> [Work instruction] Your answer must be an exact copy of the entries below, with every picture removed.

(Web page and app entries)
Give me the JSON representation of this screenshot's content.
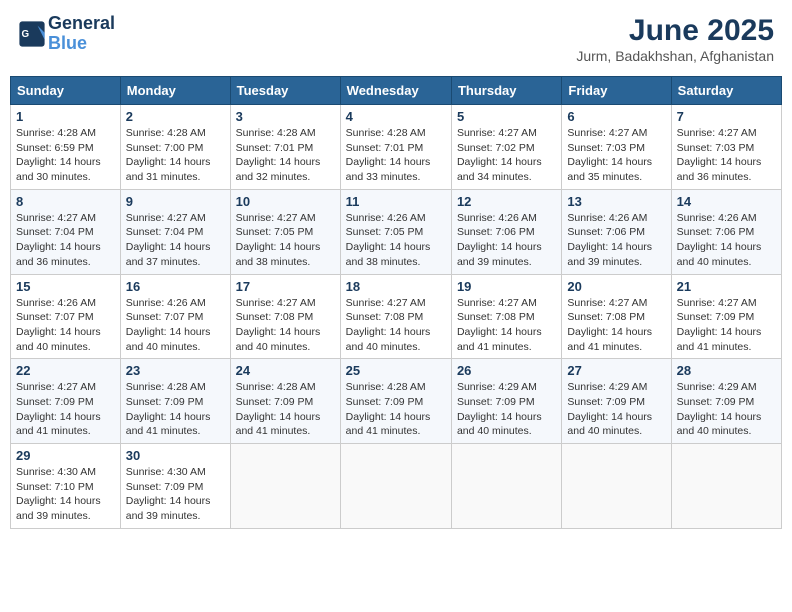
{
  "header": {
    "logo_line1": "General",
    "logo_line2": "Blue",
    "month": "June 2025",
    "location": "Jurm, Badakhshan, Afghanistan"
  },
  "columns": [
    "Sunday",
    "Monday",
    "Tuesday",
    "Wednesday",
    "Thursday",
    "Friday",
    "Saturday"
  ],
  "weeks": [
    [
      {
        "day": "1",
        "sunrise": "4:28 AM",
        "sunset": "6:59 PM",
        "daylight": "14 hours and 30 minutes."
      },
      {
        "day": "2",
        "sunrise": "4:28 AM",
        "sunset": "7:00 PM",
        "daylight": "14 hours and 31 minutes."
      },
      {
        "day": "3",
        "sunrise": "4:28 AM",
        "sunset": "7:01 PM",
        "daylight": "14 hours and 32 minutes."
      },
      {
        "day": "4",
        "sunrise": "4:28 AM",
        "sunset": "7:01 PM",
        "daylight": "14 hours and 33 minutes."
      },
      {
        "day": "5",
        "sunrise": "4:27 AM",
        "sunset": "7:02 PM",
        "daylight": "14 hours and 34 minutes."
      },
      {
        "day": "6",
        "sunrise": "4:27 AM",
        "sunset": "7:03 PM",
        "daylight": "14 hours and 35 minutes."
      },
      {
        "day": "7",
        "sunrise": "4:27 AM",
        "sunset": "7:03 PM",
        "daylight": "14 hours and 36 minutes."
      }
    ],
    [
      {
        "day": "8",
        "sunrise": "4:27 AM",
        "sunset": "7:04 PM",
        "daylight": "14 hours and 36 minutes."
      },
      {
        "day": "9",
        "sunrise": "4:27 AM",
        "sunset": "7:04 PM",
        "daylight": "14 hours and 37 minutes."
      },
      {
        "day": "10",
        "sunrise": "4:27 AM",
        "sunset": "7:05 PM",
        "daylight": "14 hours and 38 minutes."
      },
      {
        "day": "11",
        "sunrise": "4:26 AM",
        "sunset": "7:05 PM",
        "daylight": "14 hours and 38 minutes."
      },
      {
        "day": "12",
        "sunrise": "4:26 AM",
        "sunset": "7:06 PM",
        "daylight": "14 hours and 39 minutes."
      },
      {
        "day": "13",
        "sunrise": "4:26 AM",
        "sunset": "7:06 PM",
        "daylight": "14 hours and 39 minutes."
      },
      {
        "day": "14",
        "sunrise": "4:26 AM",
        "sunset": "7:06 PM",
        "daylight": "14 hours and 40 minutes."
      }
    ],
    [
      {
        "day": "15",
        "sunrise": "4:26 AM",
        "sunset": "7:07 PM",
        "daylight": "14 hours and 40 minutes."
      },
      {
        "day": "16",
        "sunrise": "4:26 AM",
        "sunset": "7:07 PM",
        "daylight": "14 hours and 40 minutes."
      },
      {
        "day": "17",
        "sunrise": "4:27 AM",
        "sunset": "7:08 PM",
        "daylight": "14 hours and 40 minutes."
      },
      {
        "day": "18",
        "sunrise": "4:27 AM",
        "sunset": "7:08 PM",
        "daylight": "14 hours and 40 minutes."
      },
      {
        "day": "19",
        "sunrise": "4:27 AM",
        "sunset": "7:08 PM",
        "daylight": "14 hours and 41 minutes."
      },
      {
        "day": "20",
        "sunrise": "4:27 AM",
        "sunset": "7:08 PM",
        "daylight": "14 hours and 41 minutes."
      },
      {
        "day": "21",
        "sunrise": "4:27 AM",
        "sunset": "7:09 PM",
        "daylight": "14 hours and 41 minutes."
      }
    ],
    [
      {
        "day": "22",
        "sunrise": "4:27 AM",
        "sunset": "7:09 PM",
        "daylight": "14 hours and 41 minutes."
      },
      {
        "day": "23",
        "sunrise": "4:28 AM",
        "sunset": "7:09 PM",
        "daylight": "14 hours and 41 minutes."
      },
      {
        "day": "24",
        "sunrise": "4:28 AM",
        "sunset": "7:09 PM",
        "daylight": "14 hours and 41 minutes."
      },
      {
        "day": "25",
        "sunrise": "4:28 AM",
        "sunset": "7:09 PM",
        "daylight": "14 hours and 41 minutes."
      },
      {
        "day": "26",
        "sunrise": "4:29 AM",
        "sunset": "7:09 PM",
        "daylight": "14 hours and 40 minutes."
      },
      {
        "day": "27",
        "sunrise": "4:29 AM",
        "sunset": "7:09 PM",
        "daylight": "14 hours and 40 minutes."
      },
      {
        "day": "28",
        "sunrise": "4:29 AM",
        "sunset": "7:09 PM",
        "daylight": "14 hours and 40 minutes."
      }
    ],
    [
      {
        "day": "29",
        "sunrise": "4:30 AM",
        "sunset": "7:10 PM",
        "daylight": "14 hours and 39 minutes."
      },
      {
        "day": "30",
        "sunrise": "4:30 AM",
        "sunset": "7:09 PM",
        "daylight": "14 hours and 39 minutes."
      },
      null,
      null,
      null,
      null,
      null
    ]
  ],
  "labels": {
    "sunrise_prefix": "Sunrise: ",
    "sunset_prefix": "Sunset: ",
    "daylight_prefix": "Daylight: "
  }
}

> [Solved exercise]
Give me the JSON representation of this screenshot's content.
{
  "header": {
    "logo_line1": "General",
    "logo_line2": "Blue",
    "month": "June 2025",
    "location": "Jurm, Badakhshan, Afghanistan"
  },
  "columns": [
    "Sunday",
    "Monday",
    "Tuesday",
    "Wednesday",
    "Thursday",
    "Friday",
    "Saturday"
  ],
  "weeks": [
    [
      {
        "day": "1",
        "sunrise": "4:28 AM",
        "sunset": "6:59 PM",
        "daylight": "14 hours and 30 minutes."
      },
      {
        "day": "2",
        "sunrise": "4:28 AM",
        "sunset": "7:00 PM",
        "daylight": "14 hours and 31 minutes."
      },
      {
        "day": "3",
        "sunrise": "4:28 AM",
        "sunset": "7:01 PM",
        "daylight": "14 hours and 32 minutes."
      },
      {
        "day": "4",
        "sunrise": "4:28 AM",
        "sunset": "7:01 PM",
        "daylight": "14 hours and 33 minutes."
      },
      {
        "day": "5",
        "sunrise": "4:27 AM",
        "sunset": "7:02 PM",
        "daylight": "14 hours and 34 minutes."
      },
      {
        "day": "6",
        "sunrise": "4:27 AM",
        "sunset": "7:03 PM",
        "daylight": "14 hours and 35 minutes."
      },
      {
        "day": "7",
        "sunrise": "4:27 AM",
        "sunset": "7:03 PM",
        "daylight": "14 hours and 36 minutes."
      }
    ],
    [
      {
        "day": "8",
        "sunrise": "4:27 AM",
        "sunset": "7:04 PM",
        "daylight": "14 hours and 36 minutes."
      },
      {
        "day": "9",
        "sunrise": "4:27 AM",
        "sunset": "7:04 PM",
        "daylight": "14 hours and 37 minutes."
      },
      {
        "day": "10",
        "sunrise": "4:27 AM",
        "sunset": "7:05 PM",
        "daylight": "14 hours and 38 minutes."
      },
      {
        "day": "11",
        "sunrise": "4:26 AM",
        "sunset": "7:05 PM",
        "daylight": "14 hours and 38 minutes."
      },
      {
        "day": "12",
        "sunrise": "4:26 AM",
        "sunset": "7:06 PM",
        "daylight": "14 hours and 39 minutes."
      },
      {
        "day": "13",
        "sunrise": "4:26 AM",
        "sunset": "7:06 PM",
        "daylight": "14 hours and 39 minutes."
      },
      {
        "day": "14",
        "sunrise": "4:26 AM",
        "sunset": "7:06 PM",
        "daylight": "14 hours and 40 minutes."
      }
    ],
    [
      {
        "day": "15",
        "sunrise": "4:26 AM",
        "sunset": "7:07 PM",
        "daylight": "14 hours and 40 minutes."
      },
      {
        "day": "16",
        "sunrise": "4:26 AM",
        "sunset": "7:07 PM",
        "daylight": "14 hours and 40 minutes."
      },
      {
        "day": "17",
        "sunrise": "4:27 AM",
        "sunset": "7:08 PM",
        "daylight": "14 hours and 40 minutes."
      },
      {
        "day": "18",
        "sunrise": "4:27 AM",
        "sunset": "7:08 PM",
        "daylight": "14 hours and 40 minutes."
      },
      {
        "day": "19",
        "sunrise": "4:27 AM",
        "sunset": "7:08 PM",
        "daylight": "14 hours and 41 minutes."
      },
      {
        "day": "20",
        "sunrise": "4:27 AM",
        "sunset": "7:08 PM",
        "daylight": "14 hours and 41 minutes."
      },
      {
        "day": "21",
        "sunrise": "4:27 AM",
        "sunset": "7:09 PM",
        "daylight": "14 hours and 41 minutes."
      }
    ],
    [
      {
        "day": "22",
        "sunrise": "4:27 AM",
        "sunset": "7:09 PM",
        "daylight": "14 hours and 41 minutes."
      },
      {
        "day": "23",
        "sunrise": "4:28 AM",
        "sunset": "7:09 PM",
        "daylight": "14 hours and 41 minutes."
      },
      {
        "day": "24",
        "sunrise": "4:28 AM",
        "sunset": "7:09 PM",
        "daylight": "14 hours and 41 minutes."
      },
      {
        "day": "25",
        "sunrise": "4:28 AM",
        "sunset": "7:09 PM",
        "daylight": "14 hours and 41 minutes."
      },
      {
        "day": "26",
        "sunrise": "4:29 AM",
        "sunset": "7:09 PM",
        "daylight": "14 hours and 40 minutes."
      },
      {
        "day": "27",
        "sunrise": "4:29 AM",
        "sunset": "7:09 PM",
        "daylight": "14 hours and 40 minutes."
      },
      {
        "day": "28",
        "sunrise": "4:29 AM",
        "sunset": "7:09 PM",
        "daylight": "14 hours and 40 minutes."
      }
    ],
    [
      {
        "day": "29",
        "sunrise": "4:30 AM",
        "sunset": "7:10 PM",
        "daylight": "14 hours and 39 minutes."
      },
      {
        "day": "30",
        "sunrise": "4:30 AM",
        "sunset": "7:09 PM",
        "daylight": "14 hours and 39 minutes."
      },
      null,
      null,
      null,
      null,
      null
    ]
  ],
  "labels": {
    "sunrise_prefix": "Sunrise: ",
    "sunset_prefix": "Sunset: ",
    "daylight_prefix": "Daylight: "
  }
}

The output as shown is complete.